The Confusing Info Colleges Provide Students About Monetary Aid

The Confusing Info Colleges Provide Students About Monetary Aid

The cost of college is one of the main issues students consider any time deciding whether or not and exactly where to enroll. So it tends to make sense that students, once admitted, would rely a lot around the letters from colleges that inform them just how much the institution can chip in. The problem is: Those letters, known as financial-aid award letters, are typically often confusing and vary wildly from college to college.

A new report from uAspire, a college-affordability advocacy organization, and New America, a left-leaning believe tank, examined much more than 11,000 of such letters from uAspire’s work with high school students. What they found was inconsistency. Several of the letters didn’t even use the word “loan” when referring to an unsubsidized loan, a type of loan that accrues interest whilst students are generally in college. Other letters did not include information about how much it really expenses to go to the institution, which is vital context for high school students attempting to determine, for example, how far a Pell grant (a federal grant for low-income high school students) will go. And half of the letters did not explain what a student had to do to accept or decline the aid that was offered.

To be sure, “aid” is really a fickle word, and can imply different issues below different circumstances. Grants are actually money that does not need to be paid back, whereas loans do, and on top of that there’s work-study, an additional term that is not self-explanatory, and which some letters don’t clarify. And if that still doesn’t cover the costs-the report discovered that Pell-grant recipients usually were left to pay an typical of $12,000 in unpaid costs, that they might or might not be able to cover with subsidized or unsubsidized loans on their own-if not, parents can take out a PLUS loan (a federal loan for graduate high school students, expert students, and parents of dependent undergraduate university students that covers the price of attendance minus other help) to cover the remaining balance. If that seems complicated, that’s simply because it’s.

Going to college could be a massive monetary burden. And ambiguity in explaining the best way to pay for it could have devastating consequences. That’s so why it’s important for financial-aid award letters to clearly explain to students what they’re getting, how they’re getting it, and what monetary obligations stay. If colleges are not transparent in describing how they can help high school students pay for their degree-for instance, the quantity of money that’s paid out in grants versus loans-then the likelihood that somebody tends to make a bad financial decision increases.

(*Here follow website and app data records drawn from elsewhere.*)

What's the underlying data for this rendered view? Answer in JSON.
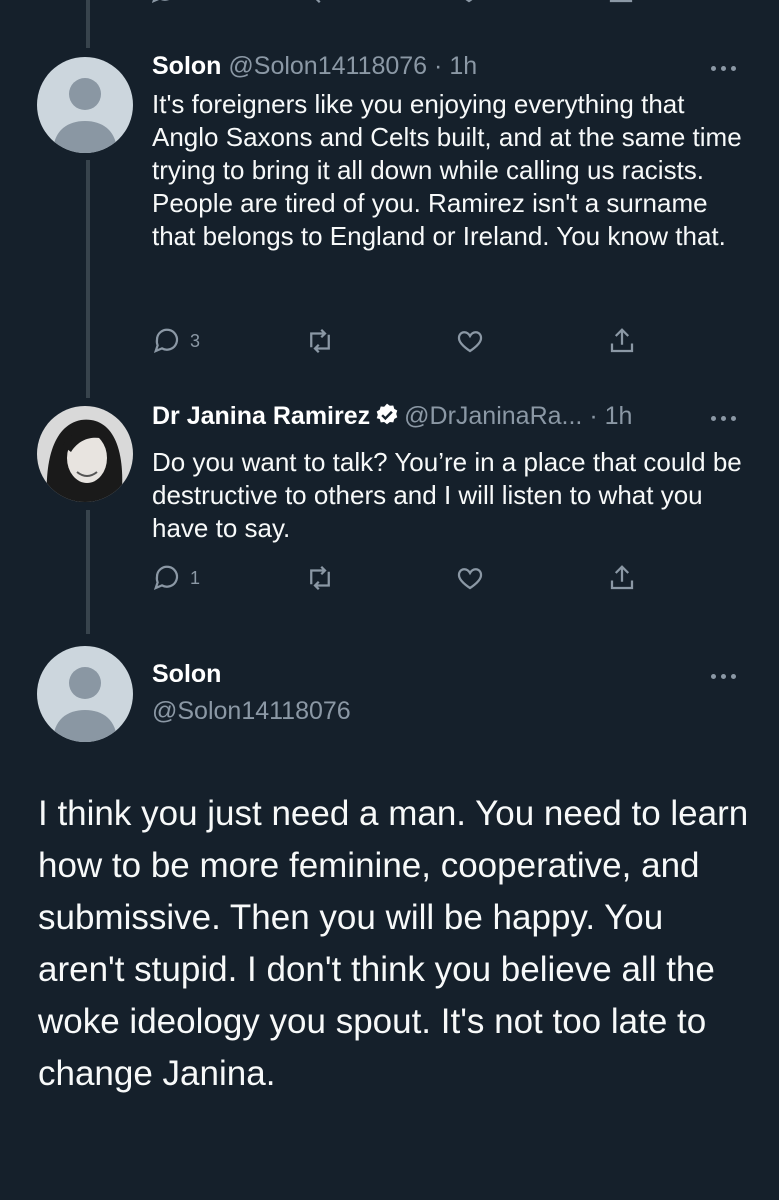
{
  "colors": {
    "background": "#15202b",
    "secondary_text": "#8b98a5",
    "thread_line": "#38444d",
    "verified": "#ffffff"
  },
  "tweet1": {
    "name": "Solon",
    "handle": "@Solon14118076",
    "separator": "·",
    "time": "1h",
    "text": "It's foreigners like you enjoying everything that Anglo Saxons and Celts built, and at the same time trying to bring it all down while calling us racists. People are tired of you. Ramirez isn't a surname that belongs to England or Ireland. You know that.",
    "reply_count": "3"
  },
  "tweet2": {
    "name": "Dr Janina Ramirez",
    "handle": "@DrJaninaRa...",
    "separator": "·",
    "time": "1h",
    "text": "Do you want to talk? You’re in a place that could be destructive to others and I will listen to what you have to say.",
    "reply_count": "1"
  },
  "main_tweet": {
    "name": "Solon",
    "handle": "@Solon14118076",
    "text": "I think you just need a man. You need to learn how to be more feminine, cooperative, and submissive. Then you will be happy. You aren't stupid. I don't think you believe all the woke ideology you spout. It's not too late to change Janina."
  },
  "icons": [
    "reply-icon",
    "retweet-icon",
    "like-icon",
    "share-icon",
    "more-icon",
    "verified-icon"
  ]
}
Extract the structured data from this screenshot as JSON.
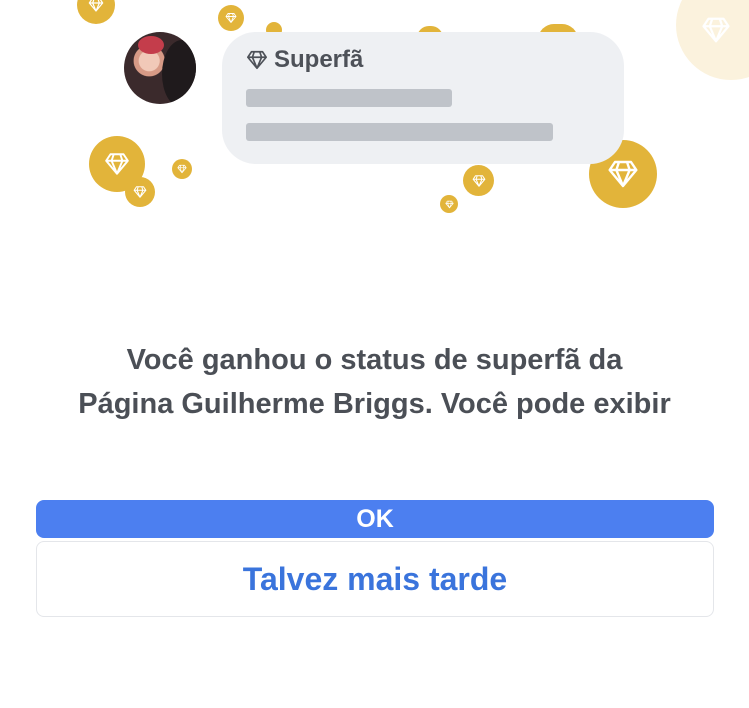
{
  "badge_card": {
    "title": "Superfã",
    "icon": "diamond-icon"
  },
  "message": {
    "line1": "Você ganhou o status de superfã da",
    "line2": "Página Guilherme Briggs. Você pode exibir"
  },
  "buttons": {
    "ok_label": "OK",
    "later_label": "Talvez mais tarde"
  },
  "colors": {
    "gold": "#e2b43a",
    "primary": "#4c7ff0",
    "link": "#3a74dc",
    "text": "#4b4f56"
  }
}
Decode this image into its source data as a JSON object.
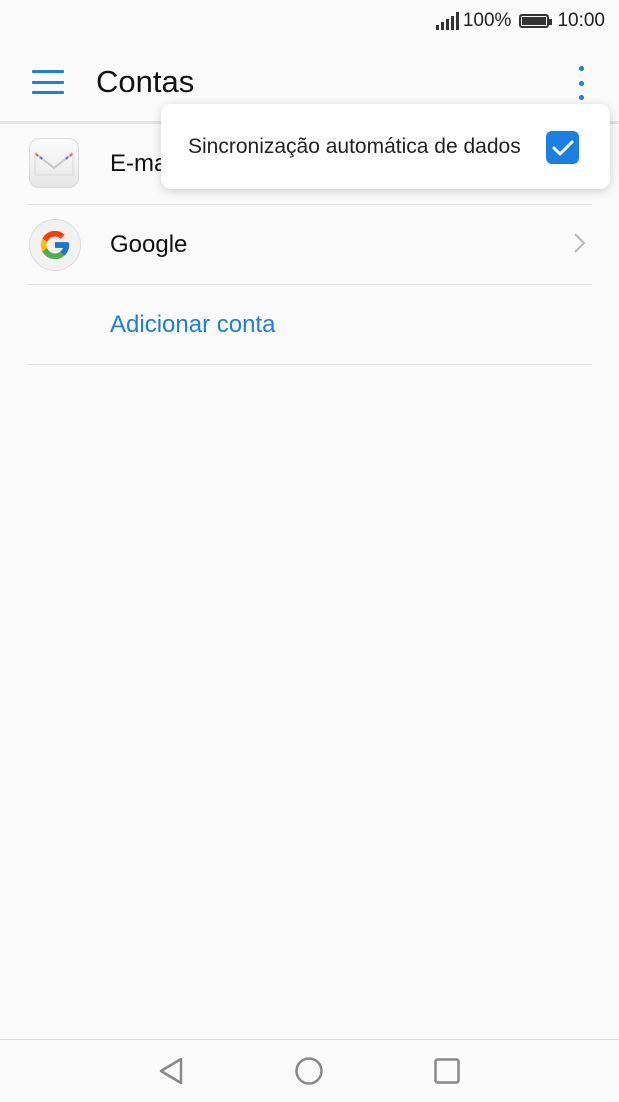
{
  "status_bar": {
    "battery_percent": "100%",
    "time": "10:00",
    "signal_icon": "signal-icon",
    "battery_icon": "battery-icon"
  },
  "app_bar": {
    "title": "Contas",
    "menu_icon": "hamburger-menu-icon",
    "overflow_icon": "more-vert-icon",
    "accent_color": "#1a7fe0"
  },
  "accounts": {
    "items": [
      {
        "label": "E-ma",
        "icon": "mail-icon"
      },
      {
        "label": "Google",
        "icon": "google-icon"
      }
    ],
    "add_label": "Adicionar conta"
  },
  "popup": {
    "auto_sync_label": "Sincronização automática de dados",
    "auto_sync_checked": true
  },
  "nav_bar": {
    "back_icon": "back-icon",
    "home_icon": "home-icon",
    "recents_icon": "recents-icon"
  }
}
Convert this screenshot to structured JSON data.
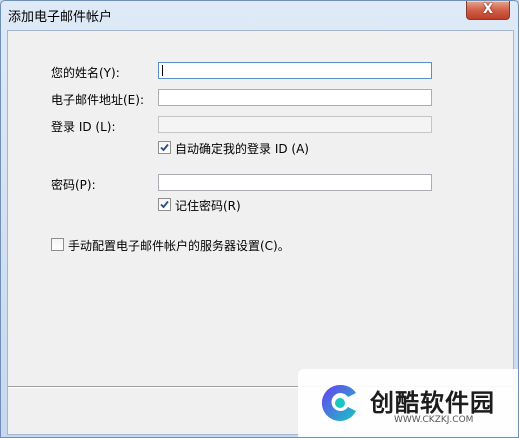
{
  "window": {
    "title": "添加电子邮件帐户",
    "close_glyph": "X"
  },
  "form": {
    "name_label": "您的姓名(Y):",
    "name_value": "",
    "email_label": "电子邮件地址(E):",
    "email_value": "",
    "login_id_label": "登录 ID (L):",
    "login_id_value": "",
    "auto_login_id_label": "自动确定我的登录 ID (A)",
    "auto_login_id_checked": true,
    "password_label": "密码(P):",
    "password_value": "",
    "remember_password_label": "记住密码(R)",
    "remember_password_checked": true,
    "manual_config_label": "手动配置电子邮件帐户的服务器设置(C)。",
    "manual_config_checked": false
  },
  "watermark": {
    "brand": "创酷软件园",
    "url": "WWW.CKZKJ.COM"
  },
  "colors": {
    "accent": "#3b6ea5",
    "logo_left": "#6a3df5",
    "logo_right": "#19c6c0"
  }
}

Why aren’t colleges sending out more comprehensible letters? Perhaps they are actually not considering the letters from a student’s standpoint, Rachel Fishman, a researcher at New America, told me. “The main thing” colleges may be performing to fix how they explain expenses to college students that have been accepted, she stated, “is to create sure that the letters are student-focused and that you are not looking at them using the eyes of a monetary help officer.”

Perhaps the more likely explanation for the confusion is that the federal government hasn’t established any universal recommendations or specifications for the letters. Certainly, there are actually a couple of methods that the letters could be standardized. Colleges could voluntarily adopt the regular letter that the United states of america Department of Education has been recommending because 2012, which clearly explains how the complete monetary package is put with each other, but creating that mandatory would need Congress to pass a law. Speaking of which, Congress could implement such a fix whenever it updates the federal law governing higher education, recognized because the Greater Education Act, that is overdue for an update, and require transparency-an method whose success appears unlikely any time quickly, as fundamental disagreements between Democrats and Republicans have derailed efforts to update the law so far this year. There was also a standalone bipartisan proposal last year to standardize the letters, however it is unlikely to pass with the Greater Education Act’s renewal still looming.

Fishman notes that fixing the award letters will not resolve college costs-that must be dealt with separately-but it would go a long way toward assisting students understand what they’re obtaining into any time they determine to attend college.